Several opposition parties have called for a new date for the motion of no confidence in President Jacob Zuma, which is due to be debated next Tuesday.
The UDM wrote to National Assembly Speaker Baleka Mbete following a directive from the Constitutional Court on Tuesday regarding the UDM’s call for MPs to be able to vote via secret ballot.
The court granted the UDM access to argue the matter and allowed parties involved to file opposing papers. They had until Friday, April 21 at 16:00 to do so.
The UDM subsequently wrote to Mbete to propose that the motion be pushed to the week of April 25 to allow the respondents time to file their papers.
“An agreement between the parties should also entail this aspect,” the UDM said through its lawyers.
Parliament spokesperson Moloto Mothapo said Mbete had received the letter and would respond accordingly.
Parliament said it had received the court’s directives and would comply with the timeframes.

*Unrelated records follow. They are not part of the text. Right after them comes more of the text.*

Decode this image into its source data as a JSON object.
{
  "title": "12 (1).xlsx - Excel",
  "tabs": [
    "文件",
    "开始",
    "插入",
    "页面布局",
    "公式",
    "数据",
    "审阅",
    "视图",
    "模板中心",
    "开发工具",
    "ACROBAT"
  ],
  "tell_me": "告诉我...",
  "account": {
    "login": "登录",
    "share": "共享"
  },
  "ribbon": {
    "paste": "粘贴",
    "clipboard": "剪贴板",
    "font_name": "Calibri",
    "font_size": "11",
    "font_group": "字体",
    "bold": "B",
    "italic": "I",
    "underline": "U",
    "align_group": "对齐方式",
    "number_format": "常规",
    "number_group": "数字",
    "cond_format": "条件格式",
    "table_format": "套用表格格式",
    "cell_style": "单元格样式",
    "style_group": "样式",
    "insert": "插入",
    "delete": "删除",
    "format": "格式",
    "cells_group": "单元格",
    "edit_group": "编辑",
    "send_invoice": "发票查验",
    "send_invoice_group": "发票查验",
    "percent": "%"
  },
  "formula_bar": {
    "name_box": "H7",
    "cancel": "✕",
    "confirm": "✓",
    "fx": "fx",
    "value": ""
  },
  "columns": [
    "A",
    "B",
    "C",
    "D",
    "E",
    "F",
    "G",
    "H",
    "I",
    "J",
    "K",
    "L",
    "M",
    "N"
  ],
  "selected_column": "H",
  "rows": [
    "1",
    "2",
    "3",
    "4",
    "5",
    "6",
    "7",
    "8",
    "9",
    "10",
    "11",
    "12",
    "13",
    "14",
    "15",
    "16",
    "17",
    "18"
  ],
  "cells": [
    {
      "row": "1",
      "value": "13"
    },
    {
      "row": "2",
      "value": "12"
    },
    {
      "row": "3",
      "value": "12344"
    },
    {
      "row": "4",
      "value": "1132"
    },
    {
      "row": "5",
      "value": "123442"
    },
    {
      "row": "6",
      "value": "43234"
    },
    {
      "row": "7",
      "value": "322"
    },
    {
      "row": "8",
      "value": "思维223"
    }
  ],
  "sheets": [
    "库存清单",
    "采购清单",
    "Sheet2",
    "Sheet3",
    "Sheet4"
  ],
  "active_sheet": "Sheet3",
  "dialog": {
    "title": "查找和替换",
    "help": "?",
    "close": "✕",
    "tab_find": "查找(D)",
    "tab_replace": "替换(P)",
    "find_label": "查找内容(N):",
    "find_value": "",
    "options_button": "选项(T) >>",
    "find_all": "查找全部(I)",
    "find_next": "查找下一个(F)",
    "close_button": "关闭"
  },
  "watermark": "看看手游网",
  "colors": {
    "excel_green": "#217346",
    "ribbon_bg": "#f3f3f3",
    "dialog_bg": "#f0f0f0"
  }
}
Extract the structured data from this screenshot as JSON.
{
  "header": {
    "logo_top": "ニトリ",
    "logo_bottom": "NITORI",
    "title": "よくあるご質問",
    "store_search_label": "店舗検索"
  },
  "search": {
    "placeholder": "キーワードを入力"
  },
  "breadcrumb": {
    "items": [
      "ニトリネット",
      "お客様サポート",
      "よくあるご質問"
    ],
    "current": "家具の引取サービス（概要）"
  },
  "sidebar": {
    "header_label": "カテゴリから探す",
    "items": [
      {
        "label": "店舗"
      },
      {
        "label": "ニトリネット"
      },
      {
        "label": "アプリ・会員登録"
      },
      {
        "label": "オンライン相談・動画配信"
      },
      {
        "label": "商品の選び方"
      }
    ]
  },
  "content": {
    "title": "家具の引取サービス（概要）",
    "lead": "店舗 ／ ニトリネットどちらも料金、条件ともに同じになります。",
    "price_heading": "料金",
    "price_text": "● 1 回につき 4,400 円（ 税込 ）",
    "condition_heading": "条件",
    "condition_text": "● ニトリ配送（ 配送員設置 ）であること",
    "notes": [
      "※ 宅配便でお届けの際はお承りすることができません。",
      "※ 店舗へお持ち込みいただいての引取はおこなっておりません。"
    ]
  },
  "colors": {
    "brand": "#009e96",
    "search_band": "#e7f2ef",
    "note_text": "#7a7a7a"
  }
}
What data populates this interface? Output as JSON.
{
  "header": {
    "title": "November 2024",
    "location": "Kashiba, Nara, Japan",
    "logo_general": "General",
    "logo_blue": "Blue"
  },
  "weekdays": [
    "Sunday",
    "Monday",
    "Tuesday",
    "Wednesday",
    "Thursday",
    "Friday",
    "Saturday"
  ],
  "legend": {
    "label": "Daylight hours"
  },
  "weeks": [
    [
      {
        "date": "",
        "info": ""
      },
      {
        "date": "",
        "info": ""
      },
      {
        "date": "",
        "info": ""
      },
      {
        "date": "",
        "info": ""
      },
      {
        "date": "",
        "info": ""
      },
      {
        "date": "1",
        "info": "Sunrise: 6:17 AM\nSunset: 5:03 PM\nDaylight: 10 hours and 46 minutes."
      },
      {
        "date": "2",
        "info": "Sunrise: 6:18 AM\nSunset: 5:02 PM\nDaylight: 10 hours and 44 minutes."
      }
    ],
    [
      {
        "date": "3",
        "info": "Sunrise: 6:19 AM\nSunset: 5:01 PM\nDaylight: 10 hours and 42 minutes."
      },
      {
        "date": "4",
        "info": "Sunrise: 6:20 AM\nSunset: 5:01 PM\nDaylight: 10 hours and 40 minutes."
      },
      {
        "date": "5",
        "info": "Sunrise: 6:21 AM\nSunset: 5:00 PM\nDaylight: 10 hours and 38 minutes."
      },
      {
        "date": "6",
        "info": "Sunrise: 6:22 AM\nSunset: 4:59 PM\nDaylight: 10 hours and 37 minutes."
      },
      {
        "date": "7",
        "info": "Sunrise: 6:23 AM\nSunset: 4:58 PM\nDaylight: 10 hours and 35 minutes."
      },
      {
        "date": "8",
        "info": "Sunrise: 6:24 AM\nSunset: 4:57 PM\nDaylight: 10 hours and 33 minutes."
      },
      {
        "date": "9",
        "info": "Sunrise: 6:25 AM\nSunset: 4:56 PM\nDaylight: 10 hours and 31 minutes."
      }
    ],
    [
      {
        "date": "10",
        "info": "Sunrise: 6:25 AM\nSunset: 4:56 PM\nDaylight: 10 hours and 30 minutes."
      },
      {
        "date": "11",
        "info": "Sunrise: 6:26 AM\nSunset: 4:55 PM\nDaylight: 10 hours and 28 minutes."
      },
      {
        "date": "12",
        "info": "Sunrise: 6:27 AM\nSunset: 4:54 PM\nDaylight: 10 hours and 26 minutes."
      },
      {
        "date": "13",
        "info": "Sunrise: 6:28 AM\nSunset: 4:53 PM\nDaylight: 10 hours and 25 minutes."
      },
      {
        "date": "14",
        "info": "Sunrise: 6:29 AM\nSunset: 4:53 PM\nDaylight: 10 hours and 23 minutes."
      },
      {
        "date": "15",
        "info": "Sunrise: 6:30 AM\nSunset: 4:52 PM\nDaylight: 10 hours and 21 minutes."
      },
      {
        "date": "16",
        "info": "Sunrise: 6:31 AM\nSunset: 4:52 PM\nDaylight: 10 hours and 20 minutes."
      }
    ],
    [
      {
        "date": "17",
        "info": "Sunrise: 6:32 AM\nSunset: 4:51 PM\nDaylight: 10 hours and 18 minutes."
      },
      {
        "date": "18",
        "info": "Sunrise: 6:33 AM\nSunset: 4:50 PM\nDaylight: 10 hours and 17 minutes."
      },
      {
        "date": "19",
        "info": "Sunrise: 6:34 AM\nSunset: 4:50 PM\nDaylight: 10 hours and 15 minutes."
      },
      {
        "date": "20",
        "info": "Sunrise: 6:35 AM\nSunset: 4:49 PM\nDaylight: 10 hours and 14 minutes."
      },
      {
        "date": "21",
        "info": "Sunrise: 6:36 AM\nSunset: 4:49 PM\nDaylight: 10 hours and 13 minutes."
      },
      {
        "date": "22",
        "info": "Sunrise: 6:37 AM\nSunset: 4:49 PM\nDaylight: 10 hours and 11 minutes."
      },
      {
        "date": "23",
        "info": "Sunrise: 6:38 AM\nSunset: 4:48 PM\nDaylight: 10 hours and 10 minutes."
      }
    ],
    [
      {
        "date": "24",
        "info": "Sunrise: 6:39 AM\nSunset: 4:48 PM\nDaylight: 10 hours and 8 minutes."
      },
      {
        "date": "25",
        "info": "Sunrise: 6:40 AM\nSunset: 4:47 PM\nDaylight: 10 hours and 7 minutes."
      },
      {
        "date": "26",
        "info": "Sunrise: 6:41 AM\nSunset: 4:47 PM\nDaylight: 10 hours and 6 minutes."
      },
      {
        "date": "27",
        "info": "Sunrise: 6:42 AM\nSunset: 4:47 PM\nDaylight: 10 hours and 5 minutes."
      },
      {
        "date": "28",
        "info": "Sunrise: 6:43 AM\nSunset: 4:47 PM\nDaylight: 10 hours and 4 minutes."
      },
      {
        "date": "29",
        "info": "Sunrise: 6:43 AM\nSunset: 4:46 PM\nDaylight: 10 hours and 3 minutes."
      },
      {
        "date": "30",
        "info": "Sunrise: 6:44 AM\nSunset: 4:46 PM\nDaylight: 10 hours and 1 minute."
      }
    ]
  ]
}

He said the court made no injunction regarding the motion of no confidence. It was still scheduled to take place in the National Assembly at 14:00 next Tuesday.
Meanwhile, Parliament said earlier on Tuesday that Mbete was not opposed to the principle of a secret ballot on such motions.
Mbete held no position on the matter, it said in a statement.
“Where the Speaker and the UDM disagree is in relation to the powers of the Speaker under the Constitution to make such a determination.”
The Democratic Alliance and the Economic Freedom Fighters on Tuesday also asked Mbete to postpone the motion of no confidence until after the Constitutional Court hears the matter.
The court’s decision to hear whether the vote could be done via secret ballot warranted a postponement from its current April 18 date, DA leader Mmusi Maimane said.
In a separate letter, EFF deputy president Floyd Shivambu said the Constitutional Court case could have a direct bearing on the nature and outcome of the motion.
Maimane added while Parliament waits a bit longer to debate Zuma’s fate, South Africans should join opposition parties as it marches to the Union buildings on Wednesday on Zuma’s 75th birthday.
By Thulani Gqirana and Paul Herman for News24
The 2016 Municipal Elections are happening today, with the political circus in overdrive as parties chase your all-important vote.
But how have Municipal Elections impacted the rand in the past?
What’s the difference between Municipal and General Elections?
General elections consist of a national and provincial vote. Nationally and provincially you vote for a political party (Proportional Representative or PR electoral system) to get seats in the national and provincial legislatures.
In municipal elections, you vote for a political party and a ward councillor (a mixed system of PR and ward constituency) to get seats at the municipal level. So it’s about selecting leaders for the country and province vs. selecting leaders for your city/town and local ward.
Which are more important, general or municipal?
If you think Municipal elections are note important, think again. Chances are your daily lives are more impacted by who leads your city/town/ward than who is leading the county. Think local road, refuse collection, rates you pay, sewerage and water.
What are the possible implications for the rand?
If previous elections (Municipal and General) are anything to go by, not much! Yes, we’ve seen little to no reaction in the currency market compared to previous elections. Does that mean elections are not important? Not at all, it just means that their immediate impact may be limited.
Why have elections had little impact in the past?
The real impact will depend on the policies set by the respected governing party. Policy takes a considerable amount of time to filter through the various levels of bureaucracy. Previous elections have been a near formality, with little to no real challenge to the ruling party. We’ve also seen relatively free, fair and peaceful elections in the past (and long may this continue).
What scenario could see rand improvement?
Free and fair elections with no violence/intimidation is really important. Considering all goes well come August 3rd, and opposition parties improve their showing, we could see the rand given a nice little boost.
What scenario could see rand weakness?
Any hint of violence/intimidation or elections that are not totally free and fair could impact negatively and cause a rand sell-off. Uncertainty/coalition governments in some of our larger metros could lead to a government in limbo and affect sentiment.
Source: Currencies Direct for www.currenciesdirect.co.za